About this task
Repeat nothing but the line containing "Output a JSON" and the lines that follow it, up to and including the last line of the data below.

(Component data from apps and pages)
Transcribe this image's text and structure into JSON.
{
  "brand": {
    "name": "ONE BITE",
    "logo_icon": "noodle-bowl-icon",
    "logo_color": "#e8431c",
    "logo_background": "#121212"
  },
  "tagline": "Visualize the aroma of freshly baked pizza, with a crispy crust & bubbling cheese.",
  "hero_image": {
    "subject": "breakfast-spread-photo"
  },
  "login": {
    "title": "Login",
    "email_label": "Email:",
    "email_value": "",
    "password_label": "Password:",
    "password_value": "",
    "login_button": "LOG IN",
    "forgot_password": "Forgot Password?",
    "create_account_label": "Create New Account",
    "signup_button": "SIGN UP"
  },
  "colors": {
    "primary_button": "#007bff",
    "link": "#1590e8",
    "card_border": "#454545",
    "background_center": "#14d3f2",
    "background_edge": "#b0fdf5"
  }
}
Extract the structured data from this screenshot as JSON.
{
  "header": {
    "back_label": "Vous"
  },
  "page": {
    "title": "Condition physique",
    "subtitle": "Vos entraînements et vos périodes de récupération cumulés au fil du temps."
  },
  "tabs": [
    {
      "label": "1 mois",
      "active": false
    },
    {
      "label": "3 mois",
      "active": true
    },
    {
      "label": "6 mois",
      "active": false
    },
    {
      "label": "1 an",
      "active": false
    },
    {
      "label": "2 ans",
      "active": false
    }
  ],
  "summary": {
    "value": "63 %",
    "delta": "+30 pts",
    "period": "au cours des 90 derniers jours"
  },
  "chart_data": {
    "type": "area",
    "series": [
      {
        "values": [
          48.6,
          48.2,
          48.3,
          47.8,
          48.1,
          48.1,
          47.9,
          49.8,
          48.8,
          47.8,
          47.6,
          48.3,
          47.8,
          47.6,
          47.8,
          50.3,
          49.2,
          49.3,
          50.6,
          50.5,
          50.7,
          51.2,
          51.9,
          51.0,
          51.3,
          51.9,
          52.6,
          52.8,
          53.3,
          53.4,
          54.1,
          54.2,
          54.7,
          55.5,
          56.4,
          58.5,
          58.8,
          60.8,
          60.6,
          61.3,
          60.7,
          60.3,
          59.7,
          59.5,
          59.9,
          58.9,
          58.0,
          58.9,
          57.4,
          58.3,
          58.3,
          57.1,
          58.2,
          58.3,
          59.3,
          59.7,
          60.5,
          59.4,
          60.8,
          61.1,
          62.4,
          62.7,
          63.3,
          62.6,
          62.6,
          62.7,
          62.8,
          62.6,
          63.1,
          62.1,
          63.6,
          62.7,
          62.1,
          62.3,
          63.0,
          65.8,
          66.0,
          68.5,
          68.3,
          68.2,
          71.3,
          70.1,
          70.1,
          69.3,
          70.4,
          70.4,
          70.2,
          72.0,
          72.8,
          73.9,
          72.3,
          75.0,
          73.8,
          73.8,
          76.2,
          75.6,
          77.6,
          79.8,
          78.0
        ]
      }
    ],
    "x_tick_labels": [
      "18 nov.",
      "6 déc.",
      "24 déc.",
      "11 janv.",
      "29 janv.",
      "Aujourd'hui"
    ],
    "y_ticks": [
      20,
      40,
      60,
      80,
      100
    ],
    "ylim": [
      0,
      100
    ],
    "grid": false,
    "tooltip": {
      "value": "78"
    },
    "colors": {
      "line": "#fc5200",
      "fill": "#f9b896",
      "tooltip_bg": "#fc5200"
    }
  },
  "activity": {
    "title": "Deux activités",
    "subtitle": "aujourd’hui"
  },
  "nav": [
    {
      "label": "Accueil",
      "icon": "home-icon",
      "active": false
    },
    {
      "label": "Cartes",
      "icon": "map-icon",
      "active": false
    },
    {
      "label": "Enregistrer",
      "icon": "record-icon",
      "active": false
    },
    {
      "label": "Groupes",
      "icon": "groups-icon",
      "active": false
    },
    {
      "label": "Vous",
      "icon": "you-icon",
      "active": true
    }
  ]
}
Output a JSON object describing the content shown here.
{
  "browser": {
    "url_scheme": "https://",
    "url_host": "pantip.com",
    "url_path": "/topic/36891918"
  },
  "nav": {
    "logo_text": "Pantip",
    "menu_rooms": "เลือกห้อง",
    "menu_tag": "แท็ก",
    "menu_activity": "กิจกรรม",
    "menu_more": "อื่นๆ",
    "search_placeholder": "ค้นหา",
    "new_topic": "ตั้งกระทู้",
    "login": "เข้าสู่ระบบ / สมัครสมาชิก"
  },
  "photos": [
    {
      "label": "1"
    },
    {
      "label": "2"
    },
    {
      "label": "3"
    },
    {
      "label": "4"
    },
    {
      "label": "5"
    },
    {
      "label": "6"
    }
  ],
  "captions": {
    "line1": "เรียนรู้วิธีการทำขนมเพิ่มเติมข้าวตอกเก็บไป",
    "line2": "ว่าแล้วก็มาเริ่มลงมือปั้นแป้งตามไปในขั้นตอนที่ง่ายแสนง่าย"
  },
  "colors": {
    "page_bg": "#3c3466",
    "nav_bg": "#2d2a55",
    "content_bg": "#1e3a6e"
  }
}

Answer area
Output a JSON object describing the content shown here.
{
  "browser": {
    "url_scheme": "https://",
    "url_host": "pantip.com",
    "url_path": "/topic/36891918"
  },
  "nav": {
    "logo_text": "Pantip",
    "menu_rooms": "เลือกห้อง",
    "menu_tag": "แท็ก",
    "menu_activity": "กิจกรรม",
    "menu_more": "อื่นๆ",
    "search_placeholder": "ค้นหา",
    "new_topic": "ตั้งกระทู้",
    "login": "เข้าสู่ระบบ / สมัครสมาชิก"
  },
  "photos": [
    {
      "label": "1"
    },
    {
      "label": "2"
    },
    {
      "label": "3"
    },
    {
      "label": "4"
    },
    {
      "label": "5"
    },
    {
      "label": "6"
    }
  ],
  "captions": {
    "line1": "เรียนรู้วิธีการทำขนมเพิ่มเติมข้าวตอกเก็บไป",
    "line2": "ว่าแล้วก็มาเริ่มลงมือปั้นแป้งตามไปในขั้นตอนที่ง่ายแสนง่าย"
  },
  "colors": {
    "page_bg": "#3c3466",
    "nav_bg": "#2d2a55",
    "content_bg": "#1e3a6e"
  }
}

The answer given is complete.